* _AIM OF THE TASK_
Would you please restate every record exactly as written?
........
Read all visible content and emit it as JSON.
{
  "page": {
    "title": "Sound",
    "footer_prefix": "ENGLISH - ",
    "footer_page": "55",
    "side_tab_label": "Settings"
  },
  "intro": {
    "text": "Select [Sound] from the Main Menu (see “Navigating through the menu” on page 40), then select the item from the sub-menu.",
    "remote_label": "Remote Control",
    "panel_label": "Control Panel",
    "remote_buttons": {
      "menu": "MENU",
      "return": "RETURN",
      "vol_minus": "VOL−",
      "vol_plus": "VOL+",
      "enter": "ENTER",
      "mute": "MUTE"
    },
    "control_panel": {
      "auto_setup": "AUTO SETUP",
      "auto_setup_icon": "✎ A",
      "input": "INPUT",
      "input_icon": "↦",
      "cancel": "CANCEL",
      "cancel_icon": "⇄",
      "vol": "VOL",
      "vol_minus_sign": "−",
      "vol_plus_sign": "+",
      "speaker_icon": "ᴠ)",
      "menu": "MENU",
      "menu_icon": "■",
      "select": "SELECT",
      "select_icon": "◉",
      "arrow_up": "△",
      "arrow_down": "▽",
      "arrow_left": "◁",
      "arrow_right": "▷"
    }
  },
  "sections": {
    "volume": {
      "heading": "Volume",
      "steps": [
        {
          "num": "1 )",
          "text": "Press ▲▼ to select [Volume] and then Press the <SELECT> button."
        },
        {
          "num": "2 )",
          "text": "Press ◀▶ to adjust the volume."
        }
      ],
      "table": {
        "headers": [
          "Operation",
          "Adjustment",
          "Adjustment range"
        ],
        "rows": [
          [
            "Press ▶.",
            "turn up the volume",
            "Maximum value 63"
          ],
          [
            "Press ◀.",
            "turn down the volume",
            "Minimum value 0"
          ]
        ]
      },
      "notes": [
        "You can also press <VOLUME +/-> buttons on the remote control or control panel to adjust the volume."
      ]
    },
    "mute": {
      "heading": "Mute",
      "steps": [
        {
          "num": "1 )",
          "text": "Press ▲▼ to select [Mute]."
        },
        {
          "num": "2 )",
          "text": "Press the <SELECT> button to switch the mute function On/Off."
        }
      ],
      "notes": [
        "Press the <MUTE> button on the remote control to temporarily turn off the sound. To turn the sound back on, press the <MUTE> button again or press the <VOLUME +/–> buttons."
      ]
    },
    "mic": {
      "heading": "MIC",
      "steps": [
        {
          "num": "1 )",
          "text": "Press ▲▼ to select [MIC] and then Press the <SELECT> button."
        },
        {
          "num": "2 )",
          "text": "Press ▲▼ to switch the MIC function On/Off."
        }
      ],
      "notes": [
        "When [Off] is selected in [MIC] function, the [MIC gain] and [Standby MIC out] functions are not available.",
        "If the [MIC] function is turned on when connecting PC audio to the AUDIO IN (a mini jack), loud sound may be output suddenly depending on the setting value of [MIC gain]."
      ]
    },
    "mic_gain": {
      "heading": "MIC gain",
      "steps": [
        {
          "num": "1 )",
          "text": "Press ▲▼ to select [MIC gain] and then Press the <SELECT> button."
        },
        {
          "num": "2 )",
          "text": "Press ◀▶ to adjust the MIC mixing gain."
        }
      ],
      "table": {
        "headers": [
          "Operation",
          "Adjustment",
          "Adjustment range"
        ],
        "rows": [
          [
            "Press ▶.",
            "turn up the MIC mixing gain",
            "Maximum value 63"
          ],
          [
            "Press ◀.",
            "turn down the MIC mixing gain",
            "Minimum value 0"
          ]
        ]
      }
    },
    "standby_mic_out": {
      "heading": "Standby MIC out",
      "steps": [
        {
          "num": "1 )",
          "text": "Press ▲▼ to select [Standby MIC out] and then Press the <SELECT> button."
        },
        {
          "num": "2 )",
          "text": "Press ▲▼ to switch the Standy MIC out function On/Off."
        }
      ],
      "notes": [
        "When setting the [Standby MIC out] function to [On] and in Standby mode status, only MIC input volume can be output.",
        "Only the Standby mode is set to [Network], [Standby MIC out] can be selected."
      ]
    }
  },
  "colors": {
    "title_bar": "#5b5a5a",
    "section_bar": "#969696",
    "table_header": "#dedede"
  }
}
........
* _SOLUTION FOR THIS TASK_
Read all visible content and emit it as JSON.
{
  "page": {
    "title": "Sound",
    "footer_prefix": "ENGLISH - ",
    "footer_page": "55",
    "side_tab_label": "Settings"
  },
  "intro": {
    "text": "Select [Sound] from the Main Menu (see “Navigating through the menu” on page 40), then select the item from the sub-menu.",
    "remote_label": "Remote Control",
    "panel_label": "Control Panel",
    "remote_buttons": {
      "menu": "MENU",
      "return": "RETURN",
      "vol_minus": "VOL−",
      "vol_plus": "VOL+",
      "enter": "ENTER",
      "mute": "MUTE"
    },
    "control_panel": {
      "auto_setup": "AUTO SETUP",
      "auto_setup_icon": "✎ A",
      "input": "INPUT",
      "input_icon": "↦",
      "cancel": "CANCEL",
      "cancel_icon": "⇄",
      "vol": "VOL",
      "vol_minus_sign": "−",
      "vol_plus_sign": "+",
      "speaker_icon": "ᴠ)",
      "menu": "MENU",
      "menu_icon": "■",
      "select": "SELECT",
      "select_icon": "◉",
      "arrow_up": "△",
      "arrow_down": "▽",
      "arrow_left": "◁",
      "arrow_right": "▷"
    }
  },
  "sections": {
    "volume": {
      "heading": "Volume",
      "steps": [
        {
          "num": "1 )",
          "text": "Press ▲▼ to select [Volume] and then Press the <SELECT> button."
        },
        {
          "num": "2 )",
          "text": "Press ◀▶ to adjust the volume."
        }
      ],
      "table": {
        "headers": [
          "Operation",
          "Adjustment",
          "Adjustment range"
        ],
        "rows": [
          [
            "Press ▶.",
            "turn up the volume",
            "Maximum value 63"
          ],
          [
            "Press ◀.",
            "turn down the volume",
            "Minimum value 0"
          ]
        ]
      },
      "notes": [
        "You can also press <VOLUME +/-> buttons on the remote control or control panel to adjust the volume."
      ]
    },
    "mute": {
      "heading": "Mute",
      "steps": [
        {
          "num": "1 )",
          "text": "Press ▲▼ to select [Mute]."
        },
        {
          "num": "2 )",
          "text": "Press the <SELECT> button to switch the mute function On/Off."
        }
      ],
      "notes": [
        "Press the <MUTE> button on the remote control to temporarily turn off the sound. To turn the sound back on, press the <MUTE> button again or press the <VOLUME +/–> buttons."
      ]
    },
    "mic": {
      "heading": "MIC",
      "steps": [
        {
          "num": "1 )",
          "text": "Press ▲▼ to select [MIC] and then Press the <SELECT> button."
        },
        {
          "num": "2 )",
          "text": "Press ▲▼ to switch the MIC function On/Off."
        }
      ],
      "notes": [
        "When [Off] is selected in [MIC] function, the [MIC gain] and [Standby MIC out] functions are not available.",
        "If the [MIC] function is turned on when connecting PC audio to the AUDIO IN (a mini jack), loud sound may be output suddenly depending on the setting value of [MIC gain]."
      ]
    },
    "mic_gain": {
      "heading": "MIC gain",
      "steps": [
        {
          "num": "1 )",
          "text": "Press ▲▼ to select [MIC gain] and then Press the <SELECT> button."
        },
        {
          "num": "2 )",
          "text": "Press ◀▶ to adjust the MIC mixing gain."
        }
      ],
      "table": {
        "headers": [
          "Operation",
          "Adjustment",
          "Adjustment range"
        ],
        "rows": [
          [
            "Press ▶.",
            "turn up the MIC mixing gain",
            "Maximum value 63"
          ],
          [
            "Press ◀.",
            "turn down the MIC mixing gain",
            "Minimum value 0"
          ]
        ]
      }
    },
    "standby_mic_out": {
      "heading": "Standby MIC out",
      "steps": [
        {
          "num": "1 )",
          "text": "Press ▲▼ to select [Standby MIC out] and then Press the <SELECT> button."
        },
        {
          "num": "2 )",
          "text": "Press ▲▼ to switch the Standy MIC out function On/Off."
        }
      ],
      "notes": [
        "When setting the [Standby MIC out] function to [On] and in Standby mode status, only MIC input volume can be output.",
        "Only the Standby mode is set to [Network], [Standby MIC out] can be selected."
      ]
    }
  },
  "colors": {
    "title_bar": "#5b5a5a",
    "section_bar": "#969696",
    "table_header": "#dedede"
  }
}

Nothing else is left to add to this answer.